(Beginning of Provided data)

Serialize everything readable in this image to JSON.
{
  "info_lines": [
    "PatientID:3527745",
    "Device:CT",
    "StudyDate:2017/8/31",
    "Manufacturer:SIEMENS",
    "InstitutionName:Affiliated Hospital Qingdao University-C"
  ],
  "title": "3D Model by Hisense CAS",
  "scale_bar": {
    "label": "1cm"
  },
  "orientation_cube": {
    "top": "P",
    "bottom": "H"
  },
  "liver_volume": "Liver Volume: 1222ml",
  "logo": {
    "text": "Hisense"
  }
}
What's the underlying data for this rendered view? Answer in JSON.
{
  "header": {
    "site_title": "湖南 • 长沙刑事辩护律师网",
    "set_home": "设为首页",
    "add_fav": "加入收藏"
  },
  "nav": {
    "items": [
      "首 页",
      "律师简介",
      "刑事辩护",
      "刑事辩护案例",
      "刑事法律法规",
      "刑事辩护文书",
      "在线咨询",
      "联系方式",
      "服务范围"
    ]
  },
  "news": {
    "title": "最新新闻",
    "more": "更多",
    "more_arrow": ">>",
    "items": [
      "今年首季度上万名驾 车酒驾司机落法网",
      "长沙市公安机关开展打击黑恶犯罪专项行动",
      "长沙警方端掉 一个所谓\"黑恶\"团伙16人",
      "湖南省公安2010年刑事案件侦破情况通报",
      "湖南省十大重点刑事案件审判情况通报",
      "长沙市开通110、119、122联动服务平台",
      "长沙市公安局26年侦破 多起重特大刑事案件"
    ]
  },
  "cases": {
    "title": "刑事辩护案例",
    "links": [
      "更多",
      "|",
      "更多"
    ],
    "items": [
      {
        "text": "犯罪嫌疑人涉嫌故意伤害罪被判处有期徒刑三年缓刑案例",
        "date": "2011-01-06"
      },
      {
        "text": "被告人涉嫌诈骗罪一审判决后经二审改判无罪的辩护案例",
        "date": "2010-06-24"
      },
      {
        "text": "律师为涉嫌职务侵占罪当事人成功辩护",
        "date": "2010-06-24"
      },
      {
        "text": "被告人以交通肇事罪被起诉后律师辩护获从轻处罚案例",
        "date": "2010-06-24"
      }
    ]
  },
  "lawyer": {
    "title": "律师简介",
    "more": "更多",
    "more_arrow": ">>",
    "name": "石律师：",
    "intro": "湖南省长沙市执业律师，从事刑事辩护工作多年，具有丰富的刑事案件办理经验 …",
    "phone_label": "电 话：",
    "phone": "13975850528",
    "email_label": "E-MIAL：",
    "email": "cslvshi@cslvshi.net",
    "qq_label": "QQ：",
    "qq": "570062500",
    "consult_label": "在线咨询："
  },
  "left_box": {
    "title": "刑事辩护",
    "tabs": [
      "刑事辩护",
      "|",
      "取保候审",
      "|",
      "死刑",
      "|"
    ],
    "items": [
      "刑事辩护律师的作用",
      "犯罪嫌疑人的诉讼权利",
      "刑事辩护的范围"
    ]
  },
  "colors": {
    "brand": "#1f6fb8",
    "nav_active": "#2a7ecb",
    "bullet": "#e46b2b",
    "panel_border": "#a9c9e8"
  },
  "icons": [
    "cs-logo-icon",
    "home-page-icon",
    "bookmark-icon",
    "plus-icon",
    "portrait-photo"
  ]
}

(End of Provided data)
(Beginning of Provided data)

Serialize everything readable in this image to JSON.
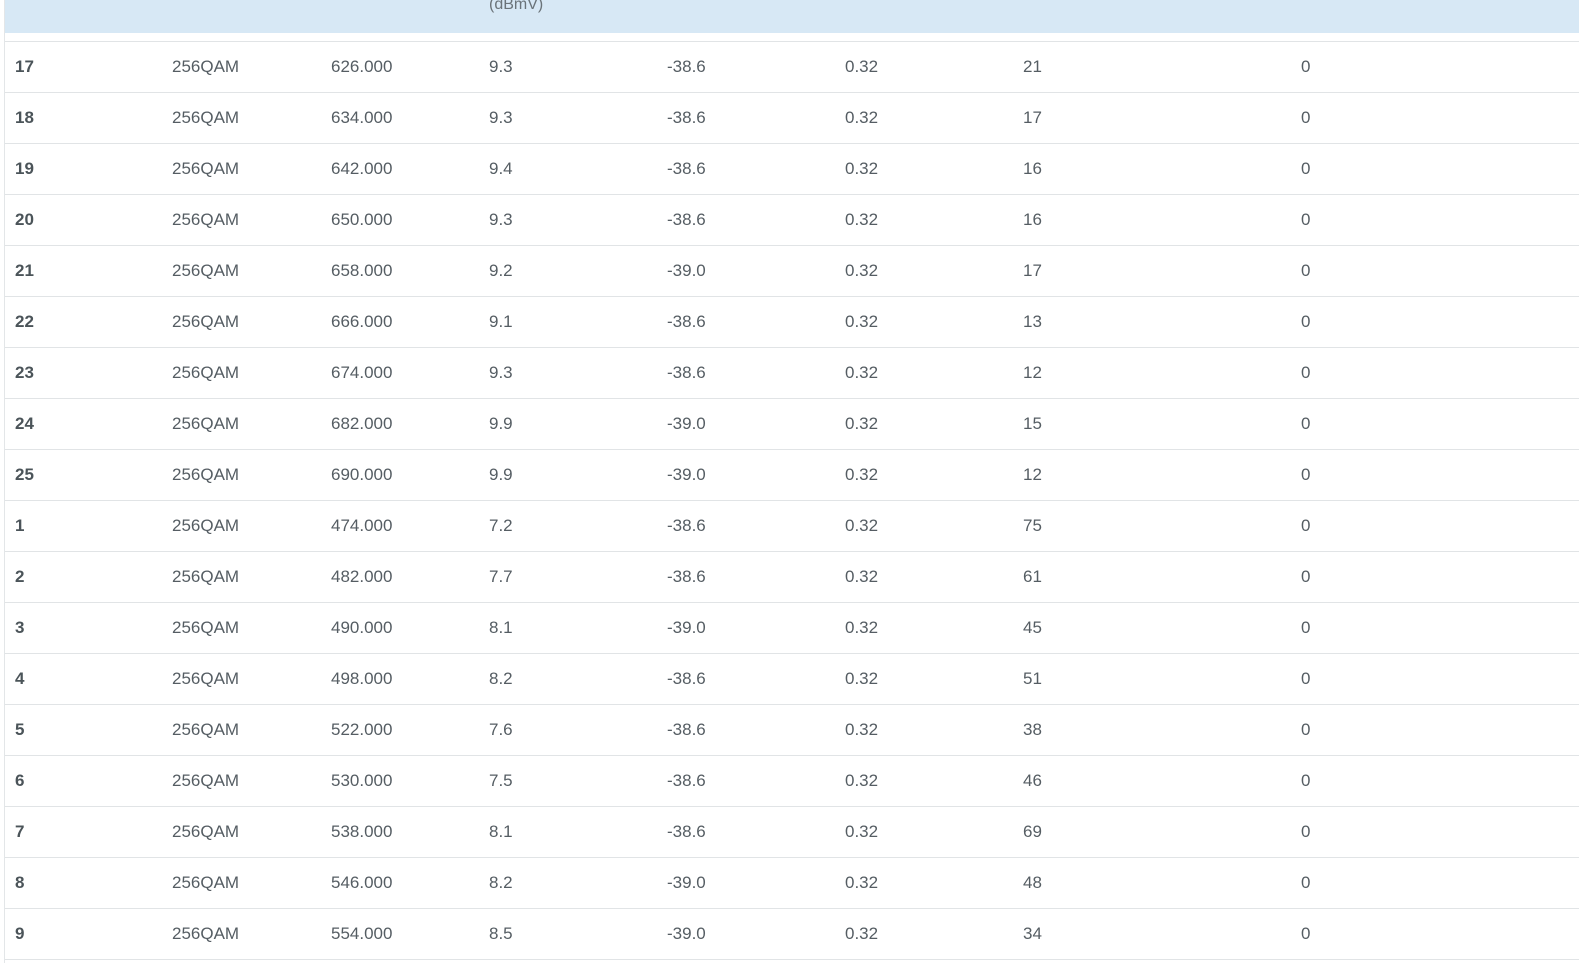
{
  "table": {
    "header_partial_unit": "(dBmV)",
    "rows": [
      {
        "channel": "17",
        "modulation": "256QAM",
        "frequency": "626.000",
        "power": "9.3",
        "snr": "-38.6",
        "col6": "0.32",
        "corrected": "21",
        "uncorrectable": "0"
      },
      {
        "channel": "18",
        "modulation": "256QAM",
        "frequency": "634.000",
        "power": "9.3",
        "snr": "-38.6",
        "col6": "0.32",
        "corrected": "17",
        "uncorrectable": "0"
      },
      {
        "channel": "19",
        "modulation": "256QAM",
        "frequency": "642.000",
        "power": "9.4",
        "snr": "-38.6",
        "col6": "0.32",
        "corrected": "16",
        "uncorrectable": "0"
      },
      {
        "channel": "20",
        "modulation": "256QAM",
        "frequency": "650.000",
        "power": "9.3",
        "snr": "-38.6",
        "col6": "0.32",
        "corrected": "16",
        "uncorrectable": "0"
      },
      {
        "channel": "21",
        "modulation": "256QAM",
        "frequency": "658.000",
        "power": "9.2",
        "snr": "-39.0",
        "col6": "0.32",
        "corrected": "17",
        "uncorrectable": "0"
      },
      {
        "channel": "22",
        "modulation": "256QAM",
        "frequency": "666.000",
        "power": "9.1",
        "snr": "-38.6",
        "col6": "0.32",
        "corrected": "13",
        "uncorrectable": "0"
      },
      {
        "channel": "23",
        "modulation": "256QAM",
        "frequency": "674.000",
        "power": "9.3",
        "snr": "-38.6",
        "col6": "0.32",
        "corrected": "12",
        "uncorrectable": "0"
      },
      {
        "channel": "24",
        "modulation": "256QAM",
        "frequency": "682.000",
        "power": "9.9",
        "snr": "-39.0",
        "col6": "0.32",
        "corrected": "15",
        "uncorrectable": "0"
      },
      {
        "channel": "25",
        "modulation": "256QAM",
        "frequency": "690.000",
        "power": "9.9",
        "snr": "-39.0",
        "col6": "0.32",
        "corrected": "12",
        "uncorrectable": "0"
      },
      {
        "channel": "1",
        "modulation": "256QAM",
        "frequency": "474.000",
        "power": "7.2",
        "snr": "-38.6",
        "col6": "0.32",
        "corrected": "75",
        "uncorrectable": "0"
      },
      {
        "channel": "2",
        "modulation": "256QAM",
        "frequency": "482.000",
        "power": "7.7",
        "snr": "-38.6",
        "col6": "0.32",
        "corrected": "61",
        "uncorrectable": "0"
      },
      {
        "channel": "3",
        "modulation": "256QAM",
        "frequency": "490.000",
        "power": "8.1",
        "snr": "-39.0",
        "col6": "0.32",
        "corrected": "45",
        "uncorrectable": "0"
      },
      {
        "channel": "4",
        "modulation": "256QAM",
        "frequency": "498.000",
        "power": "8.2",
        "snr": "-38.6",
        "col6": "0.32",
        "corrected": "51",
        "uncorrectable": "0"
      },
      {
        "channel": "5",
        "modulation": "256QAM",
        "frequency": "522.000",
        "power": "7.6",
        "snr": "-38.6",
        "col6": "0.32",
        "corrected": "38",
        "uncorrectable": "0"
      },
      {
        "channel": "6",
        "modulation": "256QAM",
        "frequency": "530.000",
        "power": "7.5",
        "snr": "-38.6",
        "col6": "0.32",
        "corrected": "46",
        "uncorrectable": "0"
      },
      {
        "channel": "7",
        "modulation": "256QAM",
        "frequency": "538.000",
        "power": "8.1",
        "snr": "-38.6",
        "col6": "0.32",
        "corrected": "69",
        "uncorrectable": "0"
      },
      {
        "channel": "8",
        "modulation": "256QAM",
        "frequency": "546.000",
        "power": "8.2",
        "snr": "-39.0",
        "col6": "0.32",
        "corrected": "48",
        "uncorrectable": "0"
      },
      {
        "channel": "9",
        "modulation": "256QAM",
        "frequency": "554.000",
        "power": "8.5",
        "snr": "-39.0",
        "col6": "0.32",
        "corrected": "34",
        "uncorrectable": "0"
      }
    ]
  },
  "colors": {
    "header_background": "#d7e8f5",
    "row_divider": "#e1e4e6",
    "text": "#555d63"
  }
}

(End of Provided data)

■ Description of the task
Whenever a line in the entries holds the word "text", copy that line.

■ Output of the task
    "text": "Hisense"
        "text": "犯罪嫌疑人涉嫌故意伤害罪被判处有期徒刑三年缓刑案例",
        "text": "被告人涉嫌诈骗罪一审判决后经二审改判无罪的辩护案例",
        "text": "律师为涉嫌职务侵占罪当事人成功辩护",
        "text": "被告人以交通肇事罪被起诉后律师辩护获从轻处罚案例",
    "text": "#555d63"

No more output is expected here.